* Data for analysis
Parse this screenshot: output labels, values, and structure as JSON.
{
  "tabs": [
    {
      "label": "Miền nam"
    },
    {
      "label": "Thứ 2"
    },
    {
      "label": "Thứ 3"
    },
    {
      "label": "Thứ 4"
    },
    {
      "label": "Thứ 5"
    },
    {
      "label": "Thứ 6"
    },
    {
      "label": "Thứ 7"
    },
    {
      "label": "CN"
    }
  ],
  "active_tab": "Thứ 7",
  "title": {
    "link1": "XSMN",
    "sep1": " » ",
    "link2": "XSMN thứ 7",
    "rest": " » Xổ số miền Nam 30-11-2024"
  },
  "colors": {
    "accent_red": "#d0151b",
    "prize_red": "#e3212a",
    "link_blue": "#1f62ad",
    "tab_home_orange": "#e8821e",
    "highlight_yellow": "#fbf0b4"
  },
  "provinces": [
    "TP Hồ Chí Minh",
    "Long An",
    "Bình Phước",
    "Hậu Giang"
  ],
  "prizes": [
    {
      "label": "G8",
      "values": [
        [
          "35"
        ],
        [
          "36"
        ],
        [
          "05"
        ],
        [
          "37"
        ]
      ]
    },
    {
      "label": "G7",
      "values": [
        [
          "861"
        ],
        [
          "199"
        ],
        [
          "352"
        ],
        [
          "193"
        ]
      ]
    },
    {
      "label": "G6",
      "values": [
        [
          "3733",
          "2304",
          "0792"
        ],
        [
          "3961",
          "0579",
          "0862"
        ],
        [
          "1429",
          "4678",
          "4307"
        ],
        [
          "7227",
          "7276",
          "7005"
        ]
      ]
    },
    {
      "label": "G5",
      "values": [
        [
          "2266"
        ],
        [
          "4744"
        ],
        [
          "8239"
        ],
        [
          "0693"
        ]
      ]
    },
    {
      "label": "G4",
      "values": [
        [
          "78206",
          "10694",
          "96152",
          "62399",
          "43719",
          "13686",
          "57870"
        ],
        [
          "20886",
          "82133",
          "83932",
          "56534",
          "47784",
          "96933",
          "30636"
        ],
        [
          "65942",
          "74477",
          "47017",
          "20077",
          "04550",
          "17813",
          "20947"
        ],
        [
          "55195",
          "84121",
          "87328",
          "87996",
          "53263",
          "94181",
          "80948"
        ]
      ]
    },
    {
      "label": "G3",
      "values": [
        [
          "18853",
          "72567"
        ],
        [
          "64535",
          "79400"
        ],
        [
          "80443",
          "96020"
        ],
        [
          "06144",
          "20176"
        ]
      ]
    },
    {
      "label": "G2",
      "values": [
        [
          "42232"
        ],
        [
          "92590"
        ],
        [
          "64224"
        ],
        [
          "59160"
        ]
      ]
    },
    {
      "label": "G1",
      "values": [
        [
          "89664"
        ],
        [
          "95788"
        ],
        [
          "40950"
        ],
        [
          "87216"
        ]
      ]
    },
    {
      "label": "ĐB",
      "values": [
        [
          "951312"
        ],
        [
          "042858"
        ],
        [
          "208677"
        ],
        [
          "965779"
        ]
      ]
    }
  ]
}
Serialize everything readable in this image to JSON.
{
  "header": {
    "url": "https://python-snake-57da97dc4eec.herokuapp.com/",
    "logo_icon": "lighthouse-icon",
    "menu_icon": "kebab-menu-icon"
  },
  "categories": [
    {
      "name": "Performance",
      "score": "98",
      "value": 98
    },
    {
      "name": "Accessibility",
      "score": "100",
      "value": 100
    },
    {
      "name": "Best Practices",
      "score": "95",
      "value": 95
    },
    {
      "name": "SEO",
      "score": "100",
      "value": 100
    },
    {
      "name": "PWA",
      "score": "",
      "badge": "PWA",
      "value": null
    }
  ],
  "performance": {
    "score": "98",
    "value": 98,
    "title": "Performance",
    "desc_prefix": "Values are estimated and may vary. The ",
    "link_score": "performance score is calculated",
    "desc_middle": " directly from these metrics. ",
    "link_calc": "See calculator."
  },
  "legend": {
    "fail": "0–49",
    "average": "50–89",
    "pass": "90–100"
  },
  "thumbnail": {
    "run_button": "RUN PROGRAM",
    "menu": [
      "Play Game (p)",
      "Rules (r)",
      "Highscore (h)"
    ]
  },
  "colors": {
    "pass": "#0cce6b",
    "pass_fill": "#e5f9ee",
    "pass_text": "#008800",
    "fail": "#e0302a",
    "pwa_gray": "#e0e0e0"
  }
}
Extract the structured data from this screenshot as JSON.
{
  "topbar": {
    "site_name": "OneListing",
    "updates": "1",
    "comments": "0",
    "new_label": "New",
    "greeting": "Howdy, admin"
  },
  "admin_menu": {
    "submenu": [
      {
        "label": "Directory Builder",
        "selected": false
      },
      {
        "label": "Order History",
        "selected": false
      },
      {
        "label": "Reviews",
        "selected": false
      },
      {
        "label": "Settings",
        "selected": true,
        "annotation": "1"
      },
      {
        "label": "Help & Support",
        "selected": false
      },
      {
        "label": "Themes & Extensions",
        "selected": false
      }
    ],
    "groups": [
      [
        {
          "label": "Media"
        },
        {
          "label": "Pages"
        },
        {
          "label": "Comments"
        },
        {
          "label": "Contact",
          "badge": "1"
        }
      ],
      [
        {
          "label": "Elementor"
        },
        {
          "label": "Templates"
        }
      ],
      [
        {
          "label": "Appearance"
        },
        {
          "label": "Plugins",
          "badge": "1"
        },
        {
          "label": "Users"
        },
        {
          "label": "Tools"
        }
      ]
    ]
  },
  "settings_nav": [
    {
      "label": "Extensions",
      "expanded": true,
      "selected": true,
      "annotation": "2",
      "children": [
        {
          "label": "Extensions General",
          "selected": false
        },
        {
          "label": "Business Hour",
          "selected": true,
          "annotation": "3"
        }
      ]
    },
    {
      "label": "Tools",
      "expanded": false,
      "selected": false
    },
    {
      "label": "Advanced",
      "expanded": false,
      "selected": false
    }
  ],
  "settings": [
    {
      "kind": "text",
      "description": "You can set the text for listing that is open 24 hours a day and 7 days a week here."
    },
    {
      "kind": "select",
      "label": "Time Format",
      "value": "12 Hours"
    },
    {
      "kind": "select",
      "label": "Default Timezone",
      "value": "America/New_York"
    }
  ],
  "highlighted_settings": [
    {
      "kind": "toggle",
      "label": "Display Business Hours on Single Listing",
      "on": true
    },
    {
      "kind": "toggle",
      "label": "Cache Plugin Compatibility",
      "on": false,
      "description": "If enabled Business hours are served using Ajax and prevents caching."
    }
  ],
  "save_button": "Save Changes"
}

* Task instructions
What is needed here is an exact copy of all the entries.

* Written solution
Parse this screenshot: output labels, values, and structure as JSON.
{
  "tabs": [
    {
      "label": "Miền nam"
    },
    {
      "label": "Thứ 2"
    },
    {
      "label": "Thứ 3"
    },
    {
      "label": "Thứ 4"
    },
    {
      "label": "Thứ 5"
    },
    {
      "label": "Thứ 6"
    },
    {
      "label": "Thứ 7"
    },
    {
      "label": "CN"
    }
  ],
  "active_tab": "Thứ 7",
  "title": {
    "link1": "XSMN",
    "sep1": " » ",
    "link2": "XSMN thứ 7",
    "rest": " » Xổ số miền Nam 30-11-2024"
  },
  "colors": {
    "accent_red": "#d0151b",
    "prize_red": "#e3212a",
    "link_blue": "#1f62ad",
    "tab_home_orange": "#e8821e",
    "highlight_yellow": "#fbf0b4"
  },
  "provinces": [
    "TP Hồ Chí Minh",
    "Long An",
    "Bình Phước",
    "Hậu Giang"
  ],
  "prizes": [
    {
      "label": "G8",
      "values": [
        [
          "35"
        ],
        [
          "36"
        ],
        [
          "05"
        ],
        [
          "37"
        ]
      ]
    },
    {
      "label": "G7",
      "values": [
        [
          "861"
        ],
        [
          "199"
        ],
        [
          "352"
        ],
        [
          "193"
        ]
      ]
    },
    {
      "label": "G6",
      "values": [
        [
          "3733",
          "2304",
          "0792"
        ],
        [
          "3961",
          "0579",
          "0862"
        ],
        [
          "1429",
          "4678",
          "4307"
        ],
        [
          "7227",
          "7276",
          "7005"
        ]
      ]
    },
    {
      "label": "G5",
      "values": [
        [
          "2266"
        ],
        [
          "4744"
        ],
        [
          "8239"
        ],
        [
          "0693"
        ]
      ]
    },
    {
      "label": "G4",
      "values": [
        [
          "78206",
          "10694",
          "96152",
          "62399",
          "43719",
          "13686",
          "57870"
        ],
        [
          "20886",
          "82133",
          "83932",
          "56534",
          "47784",
          "96933",
          "30636"
        ],
        [
          "65942",
          "74477",
          "47017",
          "20077",
          "04550",
          "17813",
          "20947"
        ],
        [
          "55195",
          "84121",
          "87328",
          "87996",
          "53263",
          "94181",
          "80948"
        ]
      ]
    },
    {
      "label": "G3",
      "values": [
        [
          "18853",
          "72567"
        ],
        [
          "64535",
          "79400"
        ],
        [
          "80443",
          "96020"
        ],
        [
          "06144",
          "20176"
        ]
      ]
    },
    {
      "label": "G2",
      "values": [
        [
          "42232"
        ],
        [
          "92590"
        ],
        [
          "64224"
        ],
        [
          "59160"
        ]
      ]
    },
    {
      "label": "G1",
      "values": [
        [
          "89664"
        ],
        [
          "95788"
        ],
        [
          "40950"
        ],
        [
          "87216"
        ]
      ]
    },
    {
      "label": "ĐB",
      "values": [
        [
          "951312"
        ],
        [
          "042858"
        ],
        [
          "208677"
        ],
        [
          "965779"
        ]
      ]
    }
  ]
}
Serialize everything readable in this image to JSON.
{
  "header": {
    "url": "https://python-snake-57da97dc4eec.herokuapp.com/",
    "logo_icon": "lighthouse-icon",
    "menu_icon": "kebab-menu-icon"
  },
  "categories": [
    {
      "name": "Performance",
      "score": "98",
      "value": 98
    },
    {
      "name": "Accessibility",
      "score": "100",
      "value": 100
    },
    {
      "name": "Best Practices",
      "score": "95",
      "value": 95
    },
    {
      "name": "SEO",
      "score": "100",
      "value": 100
    },
    {
      "name": "PWA",
      "score": "",
      "badge": "PWA",
      "value": null
    }
  ],
  "performance": {
    "score": "98",
    "value": 98,
    "title": "Performance",
    "desc_prefix": "Values are estimated and may vary. The ",
    "link_score": "performance score is calculated",
    "desc_middle": " directly from these metrics. ",
    "link_calc": "See calculator."
  },
  "legend": {
    "fail": "0–49",
    "average": "50–89",
    "pass": "90–100"
  },
  "thumbnail": {
    "run_button": "RUN PROGRAM",
    "menu": [
      "Play Game (p)",
      "Rules (r)",
      "Highscore (h)"
    ]
  },
  "colors": {
    "pass": "#0cce6b",
    "pass_fill": "#e5f9ee",
    "pass_text": "#008800",
    "fail": "#e0302a",
    "pwa_gray": "#e0e0e0"
  }
}
Extract the structured data from this screenshot as JSON.
{
  "topbar": {
    "site_name": "OneListing",
    "updates": "1",
    "comments": "0",
    "new_label": "New",
    "greeting": "Howdy, admin"
  },
  "admin_menu": {
    "submenu": [
      {
        "label": "Directory Builder",
        "selected": false
      },
      {
        "label": "Order History",
        "selected": false
      },
      {
        "label": "Reviews",
        "selected": false
      },
      {
        "label": "Settings",
        "selected": true,
        "annotation": "1"
      },
      {
        "label": "Help & Support",
        "selected": false
      },
      {
        "label": "Themes & Extensions",
        "selected": false
      }
    ],
    "groups": [
      [
        {
          "label": "Media"
        },
        {
          "label": "Pages"
        },
        {
          "label": "Comments"
        },
        {
          "label": "Contact",
          "badge": "1"
        }
      ],
      [
        {
          "label": "Elementor"
        },
        {
          "label": "Templates"
        }
      ],
      [
        {
          "label": "Appearance"
        },
        {
          "label": "Plugins",
          "badge": "1"
        },
        {
          "label": "Users"
        },
        {
          "label": "Tools"
        }
      ]
    ]
  },
  "settings_nav": [
    {
      "label": "Extensions",
      "expanded": true,
      "selected": true,
      "annotation": "2",
      "children": [
        {
          "label": "Extensions General",
          "selected": false
        },
        {
          "label": "Business Hour",
          "selected": true,
          "annotation": "3"
        }
      ]
    },
    {
      "label": "Tools",
      "expanded": false,
      "selected": false
    },
    {
      "label": "Advanced",
      "expanded": false,
      "selected": false
    }
  ],
  "settings": [
    {
      "kind": "text",
      "description": "You can set the text for listing that is open 24 hours a day and 7 days a week here."
    },
    {
      "kind": "select",
      "label": "Time Format",
      "value": "12 Hours"
    },
    {
      "kind": "select",
      "label": "Default Timezone",
      "value": "America/New_York"
    }
  ],
  "highlighted_settings": [
    {
      "kind": "toggle",
      "label": "Display Business Hours on Single Listing",
      "on": true
    },
    {
      "kind": "toggle",
      "label": "Cache Plugin Compatibility",
      "on": false,
      "description": "If enabled Business hours are served using Ajax and prevents caching."
    }
  ],
  "save_button": "Save Changes"
}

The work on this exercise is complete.